Interface dataset entries

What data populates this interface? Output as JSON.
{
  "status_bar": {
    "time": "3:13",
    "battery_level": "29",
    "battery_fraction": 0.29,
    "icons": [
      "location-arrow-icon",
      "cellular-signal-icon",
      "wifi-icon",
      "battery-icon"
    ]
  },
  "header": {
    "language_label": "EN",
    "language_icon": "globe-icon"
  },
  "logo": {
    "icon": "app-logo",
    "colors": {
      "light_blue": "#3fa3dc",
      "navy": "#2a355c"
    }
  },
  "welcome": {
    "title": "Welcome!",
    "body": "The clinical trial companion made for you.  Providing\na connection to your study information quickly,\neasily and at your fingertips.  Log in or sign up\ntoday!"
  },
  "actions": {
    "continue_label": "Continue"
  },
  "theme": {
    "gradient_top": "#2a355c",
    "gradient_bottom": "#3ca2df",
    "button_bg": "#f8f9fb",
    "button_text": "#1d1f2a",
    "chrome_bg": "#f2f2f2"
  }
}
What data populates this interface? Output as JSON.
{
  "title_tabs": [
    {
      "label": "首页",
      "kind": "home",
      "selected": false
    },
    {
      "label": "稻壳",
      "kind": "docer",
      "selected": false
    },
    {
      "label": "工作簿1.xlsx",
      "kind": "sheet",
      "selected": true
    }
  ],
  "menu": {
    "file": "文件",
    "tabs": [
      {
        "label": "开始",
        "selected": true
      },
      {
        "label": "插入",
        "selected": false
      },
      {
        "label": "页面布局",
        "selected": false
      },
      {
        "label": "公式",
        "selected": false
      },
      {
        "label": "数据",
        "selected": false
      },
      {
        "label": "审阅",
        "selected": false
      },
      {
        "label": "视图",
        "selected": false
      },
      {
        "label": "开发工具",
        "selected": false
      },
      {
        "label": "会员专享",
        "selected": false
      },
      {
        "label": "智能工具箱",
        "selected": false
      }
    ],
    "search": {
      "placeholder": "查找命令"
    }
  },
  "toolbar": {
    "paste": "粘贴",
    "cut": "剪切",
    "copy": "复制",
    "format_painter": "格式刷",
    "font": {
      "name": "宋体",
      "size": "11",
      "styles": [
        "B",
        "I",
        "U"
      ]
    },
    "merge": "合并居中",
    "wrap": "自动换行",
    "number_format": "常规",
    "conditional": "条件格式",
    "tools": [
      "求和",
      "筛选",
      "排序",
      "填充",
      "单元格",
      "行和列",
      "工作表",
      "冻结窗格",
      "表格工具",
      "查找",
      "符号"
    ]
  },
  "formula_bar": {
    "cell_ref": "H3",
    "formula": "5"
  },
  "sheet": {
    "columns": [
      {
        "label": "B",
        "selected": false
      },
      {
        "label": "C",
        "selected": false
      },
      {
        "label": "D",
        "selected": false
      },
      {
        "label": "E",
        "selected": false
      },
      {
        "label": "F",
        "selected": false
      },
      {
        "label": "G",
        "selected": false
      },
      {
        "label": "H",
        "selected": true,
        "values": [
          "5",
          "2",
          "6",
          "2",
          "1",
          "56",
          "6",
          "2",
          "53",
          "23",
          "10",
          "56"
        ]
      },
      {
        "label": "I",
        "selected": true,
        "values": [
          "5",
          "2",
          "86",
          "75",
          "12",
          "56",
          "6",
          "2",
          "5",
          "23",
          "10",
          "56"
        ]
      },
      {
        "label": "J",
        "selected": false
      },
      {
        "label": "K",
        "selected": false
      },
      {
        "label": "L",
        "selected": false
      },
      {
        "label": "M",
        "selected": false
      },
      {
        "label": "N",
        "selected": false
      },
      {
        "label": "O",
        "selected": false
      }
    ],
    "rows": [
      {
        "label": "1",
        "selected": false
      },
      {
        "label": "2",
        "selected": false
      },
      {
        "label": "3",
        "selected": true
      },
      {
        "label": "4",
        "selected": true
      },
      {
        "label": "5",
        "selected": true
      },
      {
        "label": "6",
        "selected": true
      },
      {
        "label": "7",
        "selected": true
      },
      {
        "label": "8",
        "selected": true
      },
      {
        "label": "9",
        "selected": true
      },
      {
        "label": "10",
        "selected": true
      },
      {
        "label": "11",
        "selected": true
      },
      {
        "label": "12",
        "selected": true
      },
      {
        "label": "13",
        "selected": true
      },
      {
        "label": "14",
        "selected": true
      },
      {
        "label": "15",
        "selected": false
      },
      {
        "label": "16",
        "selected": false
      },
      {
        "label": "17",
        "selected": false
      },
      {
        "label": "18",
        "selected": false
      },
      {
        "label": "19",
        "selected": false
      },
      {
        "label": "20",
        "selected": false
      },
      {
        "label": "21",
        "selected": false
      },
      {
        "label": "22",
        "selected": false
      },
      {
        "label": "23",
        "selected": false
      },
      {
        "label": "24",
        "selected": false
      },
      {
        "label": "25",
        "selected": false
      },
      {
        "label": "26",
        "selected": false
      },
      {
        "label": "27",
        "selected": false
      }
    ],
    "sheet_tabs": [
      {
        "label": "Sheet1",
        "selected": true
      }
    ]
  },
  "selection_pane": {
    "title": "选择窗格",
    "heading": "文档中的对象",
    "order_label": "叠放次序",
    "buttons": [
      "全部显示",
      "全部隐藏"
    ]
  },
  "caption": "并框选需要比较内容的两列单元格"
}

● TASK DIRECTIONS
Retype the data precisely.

● RESULT FOR THIS EXERCISE
What data populates this interface? Output as JSON.
{
  "status_bar": {
    "time": "3:13",
    "battery_level": "29",
    "battery_fraction": 0.29,
    "icons": [
      "location-arrow-icon",
      "cellular-signal-icon",
      "wifi-icon",
      "battery-icon"
    ]
  },
  "header": {
    "language_label": "EN",
    "language_icon": "globe-icon"
  },
  "logo": {
    "icon": "app-logo",
    "colors": {
      "light_blue": "#3fa3dc",
      "navy": "#2a355c"
    }
  },
  "welcome": {
    "title": "Welcome!",
    "body": "The clinical trial companion made for you.  Providing\na connection to your study information quickly,\neasily and at your fingertips.  Log in or sign up\ntoday!"
  },
  "actions": {
    "continue_label": "Continue"
  },
  "theme": {
    "gradient_top": "#2a355c",
    "gradient_bottom": "#3ca2df",
    "button_bg": "#f8f9fb",
    "button_text": "#1d1f2a",
    "chrome_bg": "#f2f2f2"
  }
}
What data populates this interface? Output as JSON.
{
  "title_tabs": [
    {
      "label": "首页",
      "kind": "home",
      "selected": false
    },
    {
      "label": "稻壳",
      "kind": "docer",
      "selected": false
    },
    {
      "label": "工作簿1.xlsx",
      "kind": "sheet",
      "selected": true
    }
  ],
  "menu": {
    "file": "文件",
    "tabs": [
      {
        "label": "开始",
        "selected": true
      },
      {
        "label": "插入",
        "selected": false
      },
      {
        "label": "页面布局",
        "selected": false
      },
      {
        "label": "公式",
        "selected": false
      },
      {
        "label": "数据",
        "selected": false
      },
      {
        "label": "审阅",
        "selected": false
      },
      {
        "label": "视图",
        "selected": false
      },
      {
        "label": "开发工具",
        "selected": false
      },
      {
        "label": "会员专享",
        "selected": false
      },
      {
        "label": "智能工具箱",
        "selected": false
      }
    ],
    "search": {
      "placeholder": "查找命令"
    }
  },
  "toolbar": {
    "paste": "粘贴",
    "cut": "剪切",
    "copy": "复制",
    "format_painter": "格式刷",
    "font": {
      "name": "宋体",
      "size": "11",
      "styles": [
        "B",
        "I",
        "U"
      ]
    },
    "merge": "合并居中",
    "wrap": "自动换行",
    "number_format": "常规",
    "conditional": "条件格式",
    "tools": [
      "求和",
      "筛选",
      "排序",
      "填充",
      "单元格",
      "行和列",
      "工作表",
      "冻结窗格",
      "表格工具",
      "查找",
      "符号"
    ]
  },
  "formula_bar": {
    "cell_ref": "H3",
    "formula": "5"
  },
  "sheet": {
    "columns": [
      {
        "label": "B",
        "selected": false
      },
      {
        "label": "C",
        "selected": false
      },
      {
        "label": "D",
        "selected": false
      },
      {
        "label": "E",
        "selected": false
      },
      {
        "label": "F",
        "selected": false
      },
      {
        "label": "G",
        "selected": false
      },
      {
        "label": "H",
        "selected": true,
        "values": [
          "5",
          "2",
          "6",
          "2",
          "1",
          "56",
          "6",
          "2",
          "53",
          "23",
          "10",
          "56"
        ]
      },
      {
        "label": "I",
        "selected": true,
        "values": [
          "5",
          "2",
          "86",
          "75",
          "12",
          "56",
          "6",
          "2",
          "5",
          "23",
          "10",
          "56"
        ]
      },
      {
        "label": "J",
        "selected": false
      },
      {
        "label": "K",
        "selected": false
      },
      {
        "label": "L",
        "selected": false
      },
      {
        "label": "M",
        "selected": false
      },
      {
        "label": "N",
        "selected": false
      },
      {
        "label": "O",
        "selected": false
      }
    ],
    "rows": [
      {
        "label": "1",
        "selected": false
      },
      {
        "label": "2",
        "selected": false
      },
      {
        "label": "3",
        "selected": true
      },
      {
        "label": "4",
        "selected": true
      },
      {
        "label": "5",
        "selected": true
      },
      {
        "label": "6",
        "selected": true
      },
      {
        "label": "7",
        "selected": true
      },
      {
        "label": "8",
        "selected": true
      },
      {
        "label": "9",
        "selected": true
      },
      {
        "label": "10",
        "selected": true
      },
      {
        "label": "11",
        "selected": true
      },
      {
        "label": "12",
        "selected": true
      },
      {
        "label": "13",
        "selected": true
      },
      {
        "label": "14",
        "selected": true
      },
      {
        "label": "15",
        "selected": false
      },
      {
        "label": "16",
        "selected": false
      },
      {
        "label": "17",
        "selected": false
      },
      {
        "label": "18",
        "selected": false
      },
      {
        "label": "19",
        "selected": false
      },
      {
        "label": "20",
        "selected": false
      },
      {
        "label": "21",
        "selected": false
      },
      {
        "label": "22",
        "selected": false
      },
      {
        "label": "23",
        "selected": false
      },
      {
        "label": "24",
        "selected": false
      },
      {
        "label": "25",
        "selected": false
      },
      {
        "label": "26",
        "selected": false
      },
      {
        "label": "27",
        "selected": false
      }
    ],
    "sheet_tabs": [
      {
        "label": "Sheet1",
        "selected": true
      }
    ]
  },
  "selection_pane": {
    "title": "选择窗格",
    "heading": "文档中的对象",
    "order_label": "叠放次序",
    "buttons": [
      "全部显示",
      "全部隐藏"
    ]
  },
  "caption": "并框选需要比较内容的两列单元格"
}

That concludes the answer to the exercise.